Each line in the entries below that holds the word "Fonction" belongs in the answer.

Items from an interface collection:

————————

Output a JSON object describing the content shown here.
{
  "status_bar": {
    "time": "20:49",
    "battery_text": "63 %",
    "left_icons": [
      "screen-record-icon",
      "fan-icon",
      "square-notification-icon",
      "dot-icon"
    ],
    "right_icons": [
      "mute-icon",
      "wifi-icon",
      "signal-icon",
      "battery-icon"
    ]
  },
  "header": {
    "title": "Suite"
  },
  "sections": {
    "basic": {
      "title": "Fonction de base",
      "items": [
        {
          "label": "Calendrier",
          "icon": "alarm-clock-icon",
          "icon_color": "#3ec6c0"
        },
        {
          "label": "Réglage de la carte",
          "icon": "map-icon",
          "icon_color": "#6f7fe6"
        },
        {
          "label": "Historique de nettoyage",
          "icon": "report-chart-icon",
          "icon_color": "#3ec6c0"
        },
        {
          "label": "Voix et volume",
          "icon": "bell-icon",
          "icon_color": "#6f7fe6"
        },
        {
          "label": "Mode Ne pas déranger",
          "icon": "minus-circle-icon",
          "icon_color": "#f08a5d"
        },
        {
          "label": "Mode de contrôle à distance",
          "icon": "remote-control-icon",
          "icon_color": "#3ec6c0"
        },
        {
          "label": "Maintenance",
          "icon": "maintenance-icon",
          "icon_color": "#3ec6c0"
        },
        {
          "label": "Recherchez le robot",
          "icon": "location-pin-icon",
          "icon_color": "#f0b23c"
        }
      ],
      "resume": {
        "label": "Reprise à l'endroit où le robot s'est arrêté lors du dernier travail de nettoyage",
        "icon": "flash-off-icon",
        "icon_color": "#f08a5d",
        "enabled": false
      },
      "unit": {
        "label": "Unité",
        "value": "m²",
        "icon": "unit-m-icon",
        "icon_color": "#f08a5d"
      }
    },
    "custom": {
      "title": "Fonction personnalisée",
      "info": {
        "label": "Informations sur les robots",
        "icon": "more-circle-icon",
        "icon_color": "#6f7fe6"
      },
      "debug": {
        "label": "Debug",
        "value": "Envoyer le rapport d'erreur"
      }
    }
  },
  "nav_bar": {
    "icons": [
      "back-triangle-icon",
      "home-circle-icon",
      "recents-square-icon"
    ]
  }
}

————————

SOLUTION TO THIS EXERCISE
      "title": "Fonction de base",
      "title": "Fonction personnalisée",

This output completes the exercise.